> [Listed entries]
* * *
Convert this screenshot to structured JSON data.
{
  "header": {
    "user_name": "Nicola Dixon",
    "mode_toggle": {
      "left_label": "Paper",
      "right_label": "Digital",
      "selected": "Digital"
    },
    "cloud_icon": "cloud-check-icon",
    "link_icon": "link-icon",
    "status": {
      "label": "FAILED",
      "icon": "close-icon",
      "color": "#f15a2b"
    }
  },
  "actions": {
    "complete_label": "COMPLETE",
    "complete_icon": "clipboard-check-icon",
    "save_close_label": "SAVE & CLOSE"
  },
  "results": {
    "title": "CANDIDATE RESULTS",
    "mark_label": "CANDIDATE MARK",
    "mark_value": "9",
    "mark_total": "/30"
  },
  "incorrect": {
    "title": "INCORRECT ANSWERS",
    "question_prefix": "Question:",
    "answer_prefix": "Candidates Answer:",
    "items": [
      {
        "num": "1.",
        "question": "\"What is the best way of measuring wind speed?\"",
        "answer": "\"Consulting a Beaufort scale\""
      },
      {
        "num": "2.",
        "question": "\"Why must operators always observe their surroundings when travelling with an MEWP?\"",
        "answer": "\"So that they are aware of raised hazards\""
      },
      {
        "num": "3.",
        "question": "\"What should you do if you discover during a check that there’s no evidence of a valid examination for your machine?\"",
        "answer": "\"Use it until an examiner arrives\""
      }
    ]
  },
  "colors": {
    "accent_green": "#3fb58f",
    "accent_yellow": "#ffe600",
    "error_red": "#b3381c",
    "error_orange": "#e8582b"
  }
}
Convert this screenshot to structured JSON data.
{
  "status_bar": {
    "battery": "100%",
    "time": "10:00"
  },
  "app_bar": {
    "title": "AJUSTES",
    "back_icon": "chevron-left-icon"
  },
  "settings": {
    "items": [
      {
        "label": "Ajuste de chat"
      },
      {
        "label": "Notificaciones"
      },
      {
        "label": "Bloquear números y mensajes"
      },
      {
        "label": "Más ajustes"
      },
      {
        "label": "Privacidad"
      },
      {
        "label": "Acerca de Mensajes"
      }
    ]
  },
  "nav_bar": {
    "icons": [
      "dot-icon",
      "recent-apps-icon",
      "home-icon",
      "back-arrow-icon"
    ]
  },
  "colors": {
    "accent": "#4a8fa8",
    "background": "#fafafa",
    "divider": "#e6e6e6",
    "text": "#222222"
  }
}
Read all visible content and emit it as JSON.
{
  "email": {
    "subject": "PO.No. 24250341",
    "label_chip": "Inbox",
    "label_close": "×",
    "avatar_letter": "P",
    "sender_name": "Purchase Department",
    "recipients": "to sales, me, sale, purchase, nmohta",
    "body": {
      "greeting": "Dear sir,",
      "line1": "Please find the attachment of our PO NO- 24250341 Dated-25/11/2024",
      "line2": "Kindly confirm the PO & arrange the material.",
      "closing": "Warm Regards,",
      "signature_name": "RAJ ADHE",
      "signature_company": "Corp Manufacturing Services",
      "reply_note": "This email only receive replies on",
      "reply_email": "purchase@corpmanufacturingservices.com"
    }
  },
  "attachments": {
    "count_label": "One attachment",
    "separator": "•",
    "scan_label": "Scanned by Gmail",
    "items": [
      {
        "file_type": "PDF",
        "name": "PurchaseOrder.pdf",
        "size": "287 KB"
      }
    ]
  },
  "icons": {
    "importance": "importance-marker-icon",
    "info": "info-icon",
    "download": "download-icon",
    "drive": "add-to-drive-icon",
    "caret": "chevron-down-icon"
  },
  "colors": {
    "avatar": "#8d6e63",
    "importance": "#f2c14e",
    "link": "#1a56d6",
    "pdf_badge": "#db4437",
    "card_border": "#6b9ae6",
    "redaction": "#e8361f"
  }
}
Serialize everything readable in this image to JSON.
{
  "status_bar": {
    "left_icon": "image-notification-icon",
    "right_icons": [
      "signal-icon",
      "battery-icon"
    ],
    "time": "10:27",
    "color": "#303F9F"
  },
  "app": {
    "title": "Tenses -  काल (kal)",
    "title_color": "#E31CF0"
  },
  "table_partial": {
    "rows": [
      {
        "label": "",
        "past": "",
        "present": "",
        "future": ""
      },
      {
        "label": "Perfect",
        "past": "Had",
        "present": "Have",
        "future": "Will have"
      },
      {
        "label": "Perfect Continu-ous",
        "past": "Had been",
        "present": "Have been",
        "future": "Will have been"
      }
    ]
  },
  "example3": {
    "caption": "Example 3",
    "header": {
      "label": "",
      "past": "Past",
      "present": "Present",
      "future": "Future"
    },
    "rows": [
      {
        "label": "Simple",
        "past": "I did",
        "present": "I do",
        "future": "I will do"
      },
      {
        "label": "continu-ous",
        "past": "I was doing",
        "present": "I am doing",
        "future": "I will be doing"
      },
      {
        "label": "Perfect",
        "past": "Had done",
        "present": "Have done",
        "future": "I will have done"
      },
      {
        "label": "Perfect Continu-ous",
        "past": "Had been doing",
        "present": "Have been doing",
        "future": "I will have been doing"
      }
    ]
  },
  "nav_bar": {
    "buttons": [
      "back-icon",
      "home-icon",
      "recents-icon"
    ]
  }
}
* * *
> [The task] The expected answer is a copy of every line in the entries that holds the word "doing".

> [Exercise response]
        "past": "I was doing",
        "present": "I am doing",
        "future": "I will be doing"
        "past": "Had been doing",
        "present": "Have been doing",
        "future": "I will have been doing"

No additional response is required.